**WORK REQUEST:** Below are records; how many of their lines contain "selected"? Answer with only the number.

*** SOURCE RECORDS Section Begins ***

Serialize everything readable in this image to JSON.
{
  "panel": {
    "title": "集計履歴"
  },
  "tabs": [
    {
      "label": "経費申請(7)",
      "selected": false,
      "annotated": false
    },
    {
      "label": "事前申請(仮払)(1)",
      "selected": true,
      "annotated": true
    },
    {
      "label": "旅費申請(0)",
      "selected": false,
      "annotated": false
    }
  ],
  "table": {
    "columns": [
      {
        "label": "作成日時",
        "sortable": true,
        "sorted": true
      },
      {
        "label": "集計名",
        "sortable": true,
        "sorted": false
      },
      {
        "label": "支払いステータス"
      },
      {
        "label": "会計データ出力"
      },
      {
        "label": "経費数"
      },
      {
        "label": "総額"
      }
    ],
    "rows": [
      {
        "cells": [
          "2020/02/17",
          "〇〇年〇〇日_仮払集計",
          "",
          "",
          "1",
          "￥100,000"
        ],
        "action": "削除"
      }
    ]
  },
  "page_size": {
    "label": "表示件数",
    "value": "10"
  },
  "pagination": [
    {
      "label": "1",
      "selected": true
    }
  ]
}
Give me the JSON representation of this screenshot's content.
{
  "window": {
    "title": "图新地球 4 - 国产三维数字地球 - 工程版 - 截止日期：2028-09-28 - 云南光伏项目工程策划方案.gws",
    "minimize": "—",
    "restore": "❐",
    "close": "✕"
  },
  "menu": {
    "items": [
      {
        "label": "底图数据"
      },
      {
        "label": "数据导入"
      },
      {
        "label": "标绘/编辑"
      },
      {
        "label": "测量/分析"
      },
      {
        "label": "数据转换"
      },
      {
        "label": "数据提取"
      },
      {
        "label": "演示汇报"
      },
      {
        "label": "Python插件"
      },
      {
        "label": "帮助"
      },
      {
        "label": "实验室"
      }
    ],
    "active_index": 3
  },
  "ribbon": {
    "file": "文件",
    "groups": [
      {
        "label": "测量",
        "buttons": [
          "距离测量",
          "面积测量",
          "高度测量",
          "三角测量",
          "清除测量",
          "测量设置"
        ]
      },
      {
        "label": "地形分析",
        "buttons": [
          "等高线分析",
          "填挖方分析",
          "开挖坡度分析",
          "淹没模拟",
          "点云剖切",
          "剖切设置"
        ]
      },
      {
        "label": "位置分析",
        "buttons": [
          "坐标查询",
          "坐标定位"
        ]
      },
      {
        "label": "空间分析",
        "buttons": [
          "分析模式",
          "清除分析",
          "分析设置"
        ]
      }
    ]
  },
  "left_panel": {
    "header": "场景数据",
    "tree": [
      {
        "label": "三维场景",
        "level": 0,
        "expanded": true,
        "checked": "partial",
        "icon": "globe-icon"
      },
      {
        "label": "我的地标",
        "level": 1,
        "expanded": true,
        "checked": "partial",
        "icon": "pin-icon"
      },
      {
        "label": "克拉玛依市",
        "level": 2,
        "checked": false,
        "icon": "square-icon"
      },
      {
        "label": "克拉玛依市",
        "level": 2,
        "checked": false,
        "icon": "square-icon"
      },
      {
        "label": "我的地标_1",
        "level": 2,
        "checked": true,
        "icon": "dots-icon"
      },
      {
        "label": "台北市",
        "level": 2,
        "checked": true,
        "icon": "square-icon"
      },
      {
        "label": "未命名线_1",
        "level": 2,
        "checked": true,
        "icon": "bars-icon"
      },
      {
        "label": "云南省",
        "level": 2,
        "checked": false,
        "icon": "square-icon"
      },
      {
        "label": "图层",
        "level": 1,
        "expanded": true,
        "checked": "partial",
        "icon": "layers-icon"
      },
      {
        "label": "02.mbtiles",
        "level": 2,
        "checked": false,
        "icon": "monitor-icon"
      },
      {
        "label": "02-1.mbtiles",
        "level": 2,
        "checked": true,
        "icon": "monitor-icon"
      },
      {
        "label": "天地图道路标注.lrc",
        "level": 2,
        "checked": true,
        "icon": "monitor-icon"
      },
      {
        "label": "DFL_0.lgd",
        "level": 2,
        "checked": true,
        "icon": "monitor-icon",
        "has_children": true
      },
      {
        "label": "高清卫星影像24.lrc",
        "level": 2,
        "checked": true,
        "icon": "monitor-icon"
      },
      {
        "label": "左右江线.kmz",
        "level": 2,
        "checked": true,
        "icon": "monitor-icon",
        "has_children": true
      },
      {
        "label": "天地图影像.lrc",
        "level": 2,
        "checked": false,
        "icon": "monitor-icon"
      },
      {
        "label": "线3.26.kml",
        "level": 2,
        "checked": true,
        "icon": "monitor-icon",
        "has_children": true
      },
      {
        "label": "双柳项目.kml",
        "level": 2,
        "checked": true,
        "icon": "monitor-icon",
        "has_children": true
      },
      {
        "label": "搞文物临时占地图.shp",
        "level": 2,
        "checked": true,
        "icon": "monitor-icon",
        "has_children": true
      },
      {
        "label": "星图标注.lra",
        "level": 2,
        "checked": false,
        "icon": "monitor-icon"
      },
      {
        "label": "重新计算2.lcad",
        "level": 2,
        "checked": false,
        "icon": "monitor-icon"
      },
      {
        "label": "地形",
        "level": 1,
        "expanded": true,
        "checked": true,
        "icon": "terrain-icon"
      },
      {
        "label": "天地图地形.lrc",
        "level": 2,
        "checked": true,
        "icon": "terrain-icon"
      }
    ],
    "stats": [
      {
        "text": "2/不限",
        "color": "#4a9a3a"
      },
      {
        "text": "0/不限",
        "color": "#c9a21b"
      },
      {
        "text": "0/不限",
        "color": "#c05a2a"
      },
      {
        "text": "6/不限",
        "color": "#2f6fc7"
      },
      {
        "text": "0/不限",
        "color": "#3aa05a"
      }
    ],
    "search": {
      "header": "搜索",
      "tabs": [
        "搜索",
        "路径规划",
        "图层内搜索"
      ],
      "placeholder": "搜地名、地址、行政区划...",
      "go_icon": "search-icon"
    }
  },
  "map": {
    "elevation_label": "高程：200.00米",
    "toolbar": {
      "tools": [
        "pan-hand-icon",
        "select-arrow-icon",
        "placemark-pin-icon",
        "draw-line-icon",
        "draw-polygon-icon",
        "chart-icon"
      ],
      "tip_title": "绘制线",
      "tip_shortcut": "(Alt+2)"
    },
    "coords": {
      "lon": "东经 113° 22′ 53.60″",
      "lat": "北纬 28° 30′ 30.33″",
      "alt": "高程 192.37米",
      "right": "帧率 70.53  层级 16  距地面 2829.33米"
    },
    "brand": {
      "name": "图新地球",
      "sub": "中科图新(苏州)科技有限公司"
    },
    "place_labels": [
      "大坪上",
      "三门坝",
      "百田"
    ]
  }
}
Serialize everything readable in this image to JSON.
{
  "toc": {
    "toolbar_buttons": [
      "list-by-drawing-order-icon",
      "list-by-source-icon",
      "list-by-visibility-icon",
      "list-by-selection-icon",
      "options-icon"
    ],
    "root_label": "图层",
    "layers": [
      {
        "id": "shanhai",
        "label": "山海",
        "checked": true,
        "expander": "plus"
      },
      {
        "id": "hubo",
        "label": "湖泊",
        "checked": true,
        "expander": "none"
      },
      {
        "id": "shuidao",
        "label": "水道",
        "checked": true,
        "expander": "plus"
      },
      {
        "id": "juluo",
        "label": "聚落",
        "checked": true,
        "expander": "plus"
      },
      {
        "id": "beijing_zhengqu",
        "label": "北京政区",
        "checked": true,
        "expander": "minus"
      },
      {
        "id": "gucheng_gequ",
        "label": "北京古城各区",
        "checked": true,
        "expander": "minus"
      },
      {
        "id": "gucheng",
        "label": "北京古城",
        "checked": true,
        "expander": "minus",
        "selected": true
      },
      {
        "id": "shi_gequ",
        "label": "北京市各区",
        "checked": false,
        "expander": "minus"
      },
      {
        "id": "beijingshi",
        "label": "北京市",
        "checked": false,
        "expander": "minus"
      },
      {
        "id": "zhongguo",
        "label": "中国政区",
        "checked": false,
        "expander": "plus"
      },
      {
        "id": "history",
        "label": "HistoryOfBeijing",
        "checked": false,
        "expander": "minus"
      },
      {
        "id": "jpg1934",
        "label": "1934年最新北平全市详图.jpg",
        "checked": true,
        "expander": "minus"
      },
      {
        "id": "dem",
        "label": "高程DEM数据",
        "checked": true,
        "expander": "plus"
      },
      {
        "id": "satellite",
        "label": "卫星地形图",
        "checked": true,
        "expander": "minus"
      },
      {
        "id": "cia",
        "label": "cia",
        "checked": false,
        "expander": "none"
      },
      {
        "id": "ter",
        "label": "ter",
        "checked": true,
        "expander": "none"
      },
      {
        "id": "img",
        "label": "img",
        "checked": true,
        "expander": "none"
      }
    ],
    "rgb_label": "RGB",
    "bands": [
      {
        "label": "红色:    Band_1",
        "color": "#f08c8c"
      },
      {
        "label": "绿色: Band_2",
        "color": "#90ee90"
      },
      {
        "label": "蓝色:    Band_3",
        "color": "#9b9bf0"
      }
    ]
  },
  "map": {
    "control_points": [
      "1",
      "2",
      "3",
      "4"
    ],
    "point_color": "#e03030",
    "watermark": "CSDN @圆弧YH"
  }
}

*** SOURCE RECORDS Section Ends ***

**ANSWER TO THIS EXERCISE:** 5